Background Research on affective disorders in adults with intellectual disability (ID) suggests that depression may not present a 'classic picture' in individuals with severe and profound ID, but may include challenging behaviours, which are referred to as 'atypical symptoms', such as self-injury, aggression and irritability. The aim of the present study was to explore whether there is an association between constructs relating closely to the core symptoms of depression and challenging behaviours in adults with severe and profound ID. Method Mood and levels of interest and pleasure were measured in 53 adults with severe or profound ID using the Mood, Interest and Pleasure Questionnaire (MIPQ). Results Two groups of adults were identified based on MIPQ scores: (1) a 'low mood' group (lowest score = 12); and (2) a Comparison group (highest scoring = 12). The groups were clearly differentiated on the MIPQ (P <0.0001), but were comparable on age, gender and medication use. The Challenging Behaviour Interview showed no difference between the two groups in self-injury, aggression or disrupting the environment. A secondary analysis revealed that participants who showed challenging behaviour scored significantly lower on the MIPQ than those who did not show challenging behaviour. Conclusions Possible reasons for these results and considerations for future studies are discussed.

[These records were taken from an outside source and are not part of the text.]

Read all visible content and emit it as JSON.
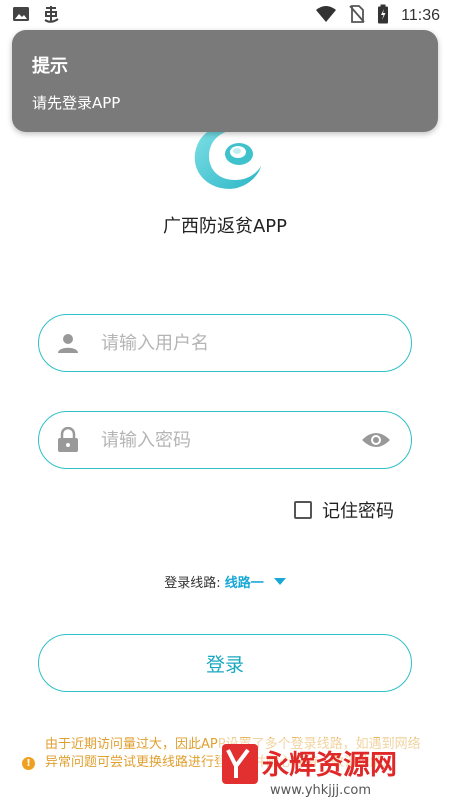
{
  "status_bar": {
    "time": "11:36",
    "left_icons": [
      "image-icon",
      "debug-icon"
    ],
    "right_icons": [
      "wifi-icon",
      "no-sim-icon",
      "battery-icon"
    ]
  },
  "toast": {
    "title": "提示",
    "message": "请先登录APP"
  },
  "app": {
    "title": "广西防返贫APP"
  },
  "form": {
    "username_placeholder": "请输入用户名",
    "password_placeholder": "请输入密码",
    "remember_label": "记住密码",
    "remember_checked": false,
    "route_label": "登录线路:",
    "route_value": "线路一",
    "login_label": "登录"
  },
  "notice": {
    "text": "由于近期访问量过大，因此APP设置了多个登录线路，如遇到网络异常问题可尝试更换线路进行登录，并耐心等待，敬请谅解。"
  },
  "watermark": {
    "text": "永辉资源网",
    "url": "www.yhkjjj.com"
  },
  "colors": {
    "accent": "#2fc0c8",
    "route": "#19a8d6",
    "notice": "#e0a030",
    "toast_bg": "#7a7a7a"
  }
}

|Number of pages||7|
|Journal||Journal of Intellectual Disability Research|
|Publication status||Published - 1 Mar 2002|
- severe intellectual disability, self-injury, challenging behaviour, depression